··· SUPPLIED RECORDS
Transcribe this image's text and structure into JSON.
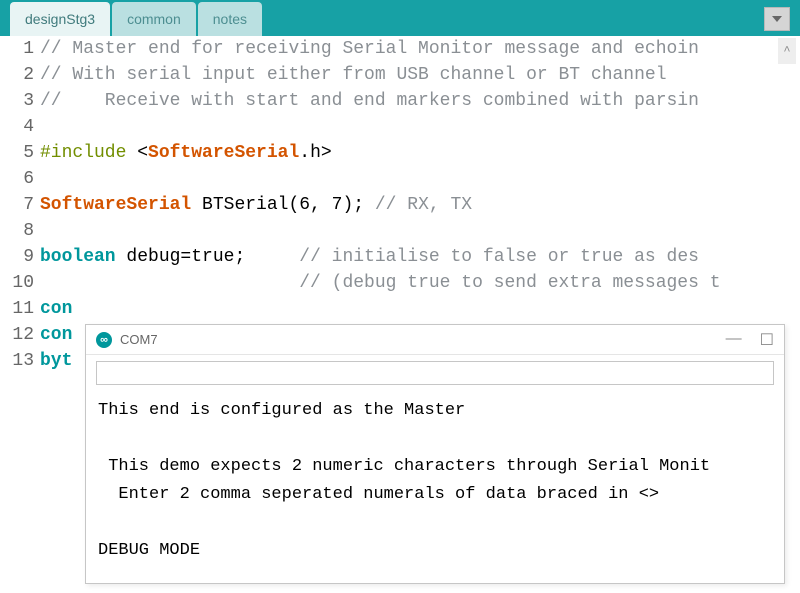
{
  "tabs": {
    "active": "designStg3",
    "items": [
      "designStg3",
      "common",
      "notes"
    ]
  },
  "code": {
    "lines": [
      {
        "n": 1,
        "frags": [
          {
            "cls": "c-comment",
            "t": "// Master end for receiving Serial Monitor message and echoin"
          }
        ]
      },
      {
        "n": 2,
        "frags": [
          {
            "cls": "c-comment",
            "t": "// With serial input either from USB channel or BT channel"
          }
        ]
      },
      {
        "n": 3,
        "frags": [
          {
            "cls": "c-comment",
            "t": "//    Receive with start and end markers combined with parsin"
          }
        ]
      },
      {
        "n": 4,
        "frags": []
      },
      {
        "n": 5,
        "frags": [
          {
            "cls": "c-preproc",
            "t": "#include "
          },
          {
            "cls": "",
            "t": "<"
          },
          {
            "cls": "c-type-orange",
            "t": "SoftwareSerial"
          },
          {
            "cls": "",
            "t": ".h>"
          }
        ]
      },
      {
        "n": 6,
        "frags": []
      },
      {
        "n": 7,
        "frags": [
          {
            "cls": "c-type-orange",
            "t": "SoftwareSerial"
          },
          {
            "cls": "",
            "t": " BTSerial(6, 7); "
          },
          {
            "cls": "c-comment",
            "t": "// RX, TX"
          }
        ]
      },
      {
        "n": 8,
        "frags": []
      },
      {
        "n": 9,
        "frags": [
          {
            "cls": "c-bool",
            "t": "boolean"
          },
          {
            "cls": "",
            "t": " debug=true;     "
          },
          {
            "cls": "c-comment",
            "t": "// initialise to false or true as des"
          }
        ]
      },
      {
        "n": 10,
        "frags": [
          {
            "cls": "",
            "t": "                        "
          },
          {
            "cls": "c-comment",
            "t": "// (debug true to send extra messages t"
          }
        ]
      },
      {
        "n": 11,
        "frags": [
          {
            "cls": "c-bool",
            "t": "con"
          }
        ]
      },
      {
        "n": 12,
        "frags": [
          {
            "cls": "c-bool",
            "t": "con"
          }
        ]
      },
      {
        "n": 13,
        "frags": [
          {
            "cls": "c-bool",
            "t": "byt"
          }
        ]
      }
    ]
  },
  "serial": {
    "title": "COM7",
    "input_value": "",
    "output": [
      "This end is configured as the Master",
      "",
      " This demo expects 2 numeric characters through Serial Monit",
      "  Enter 2 comma seperated numerals of data braced in <>",
      "",
      "DEBUG MODE"
    ]
  }
}
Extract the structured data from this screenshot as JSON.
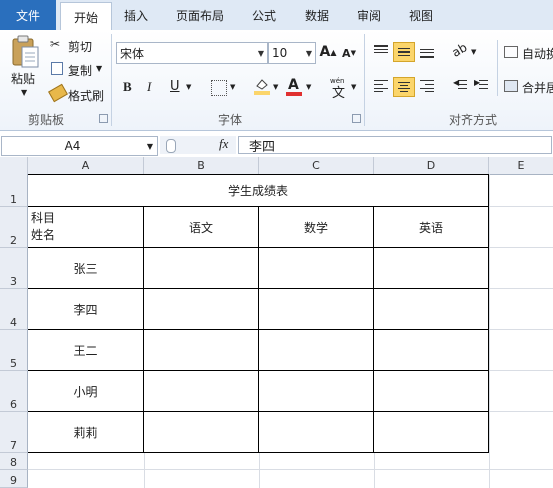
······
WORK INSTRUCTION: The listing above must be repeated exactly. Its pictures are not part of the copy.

FINAL ANSWER:
Transcribe this image's text and structure into JSON.
{
  "tabs": {
    "active": "designStg3",
    "items": [
      "designStg3",
      "common",
      "notes"
    ]
  },
  "code": {
    "lines": [
      {
        "n": 1,
        "frags": [
          {
            "cls": "c-comment",
            "t": "// Master end for receiving Serial Monitor message and echoin"
          }
        ]
      },
      {
        "n": 2,
        "frags": [
          {
            "cls": "c-comment",
            "t": "// With serial input either from USB channel or BT channel"
          }
        ]
      },
      {
        "n": 3,
        "frags": [
          {
            "cls": "c-comment",
            "t": "//    Receive with start and end markers combined with parsin"
          }
        ]
      },
      {
        "n": 4,
        "frags": []
      },
      {
        "n": 5,
        "frags": [
          {
            "cls": "c-preproc",
            "t": "#include "
          },
          {
            "cls": "",
            "t": "<"
          },
          {
            "cls": "c-type-orange",
            "t": "SoftwareSerial"
          },
          {
            "cls": "",
            "t": ".h>"
          }
        ]
      },
      {
        "n": 6,
        "frags": []
      },
      {
        "n": 7,
        "frags": [
          {
            "cls": "c-type-orange",
            "t": "SoftwareSerial"
          },
          {
            "cls": "",
            "t": " BTSerial(6, 7); "
          },
          {
            "cls": "c-comment",
            "t": "// RX, TX"
          }
        ]
      },
      {
        "n": 8,
        "frags": []
      },
      {
        "n": 9,
        "frags": [
          {
            "cls": "c-bool",
            "t": "boolean"
          },
          {
            "cls": "",
            "t": " debug=true;     "
          },
          {
            "cls": "c-comment",
            "t": "// initialise to false or true as des"
          }
        ]
      },
      {
        "n": 10,
        "frags": [
          {
            "cls": "",
            "t": "                        "
          },
          {
            "cls": "c-comment",
            "t": "// (debug true to send extra messages t"
          }
        ]
      },
      {
        "n": 11,
        "frags": [
          {
            "cls": "c-bool",
            "t": "con"
          }
        ]
      },
      {
        "n": 12,
        "frags": [
          {
            "cls": "c-bool",
            "t": "con"
          }
        ]
      },
      {
        "n": 13,
        "frags": [
          {
            "cls": "c-bool",
            "t": "byt"
          }
        ]
      }
    ]
  },
  "serial": {
    "title": "COM7",
    "input_value": "",
    "output": [
      "This end is configured as the Master",
      "",
      " This demo expects 2 numeric characters through Serial Monit",
      "  Enter 2 comma seperated numerals of data braced in <>",
      "",
      "DEBUG MODE"
    ]
  }
}
Extract the structured data from this screenshot as JSON.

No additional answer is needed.